Wolcott took up piano at age six, around the time he discovered his father’s collection of ‘60s and ‘70s vinyl that included the requisite Beatles, Beach Boys, and early Chicago. In middle school he became a trumpet player and studied music theory. He began listening more discerningly to the Beatles and other artists of the 60’s and 70’s, dissecting the music and developing an appreciation for style. By age fifteen he was composing instrumental songs.

Wolcott attended LSU on an academic scholarship, studying mechanical engineering and computer science as a path into the aerospace field. But music always called out to him, and after college he continued songwriting and spent over ten years on and off the Dallas live music scene, although his passion would only parallel both law school and a law career. Eventually, music again became an inward-facing pursuit, as he returned to writing and playing music behind closed doors, trying to unearth his unique sound and style.

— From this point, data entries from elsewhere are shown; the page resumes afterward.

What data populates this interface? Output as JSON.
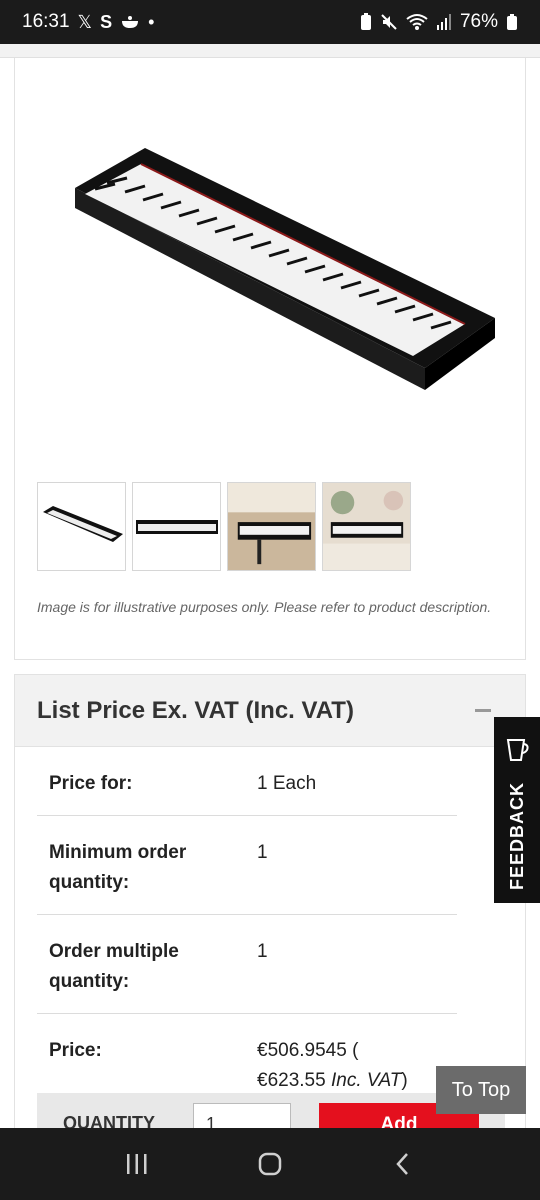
{
  "status_bar": {
    "time": "16:31",
    "left_icons": [
      "x-icon",
      "s-icon",
      "cooking-icon",
      "dot-icon"
    ],
    "battery_percent": "76%"
  },
  "product_images": {
    "thumbnails": [
      "keyboard-angle",
      "keyboard-front",
      "keyboard-room",
      "keyboard-desk"
    ],
    "disclaimer": "Image is for illustrative purposes only. Please refer to product description."
  },
  "price_section": {
    "title": "List Price Ex. VAT (Inc. VAT)",
    "rows": [
      {
        "label": "Price for:",
        "value": "1 Each"
      },
      {
        "label": "Minimum order quantity:",
        "value": "1"
      },
      {
        "label": "Order multiple quantity:",
        "value": "1"
      },
      {
        "label": "Price:",
        "value_main": "€506.9545 (",
        "value_inc": "€623.55 ",
        "value_inc_italic": "Inc. VAT",
        "value_close": ")"
      }
    ],
    "quantity_label": "QUANTITY",
    "quantity_value": "1",
    "add_label": "Add"
  },
  "feedback_label": "FEEDBACK",
  "to_top_label": "To Top",
  "colors": {
    "accent_red": "#e4101e",
    "status_bar_bg": "#1b1b1b",
    "feedback_bg": "#111111"
  }
}
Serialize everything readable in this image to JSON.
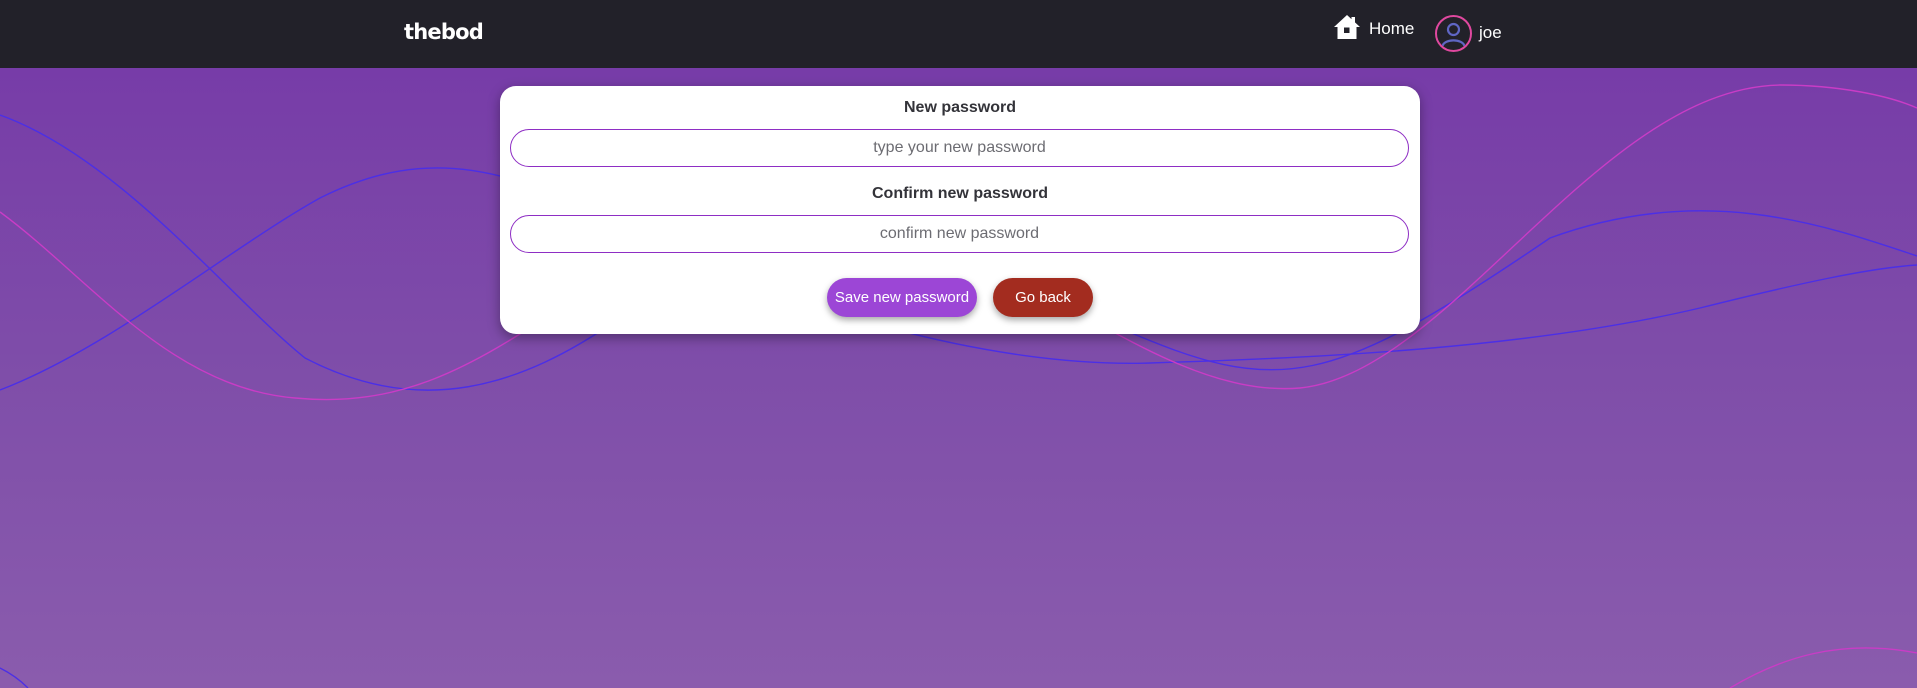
{
  "navbar": {
    "brand": "thebod",
    "home_label": "Home",
    "home_icon": "house-icon",
    "user_name": "joe",
    "user_icon": "user-avatar-icon"
  },
  "form": {
    "new_password_label": "New password",
    "new_password_placeholder": "type your new password",
    "new_password_value": "",
    "confirm_label": "Confirm new password",
    "confirm_placeholder": "confirm new password",
    "confirm_value": "",
    "save_button": "Save new password",
    "back_button": "Go back"
  },
  "colors": {
    "navbar_bg": "#222129",
    "background_top": "#7538a8",
    "background_bottom": "#8a5cad",
    "accent_purple": "#9c46d6",
    "back_red": "#a32c1f",
    "avatar_ring": "#e0489f",
    "wave_blue": "#4b2fe6",
    "wave_magenta": "#c93cc6"
  }
}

The result is Western Lights, an uncluttered installment of literate, late-night reflections spun into relatable stories of nostalgia, melancholy, heartbreak, and hope. But the EP is more than a collection of eloquent musings by an introspective artist. As producer Joe Chiccarelli puts it, “the recording sessions for the EP were all about capturing a feeling and telling a story.” Wolcott's rich, Americana-infused vocals are beautifully lifted by infectious melodies and inspired instrumentation, presenting a broad yet surprisingly cohesive soundscape across the EP's five tracks. From Henley-esque synths that subtly propel the driving title track, to a delightfully-unexpected trumpet hook that gives way to warm, funereal strings in the anthemic "Dixie's Waltz," the Western Lights EP demonstrates how carefully-crafted sonics truly can tell a story as effectively as the words themselves.

Band Members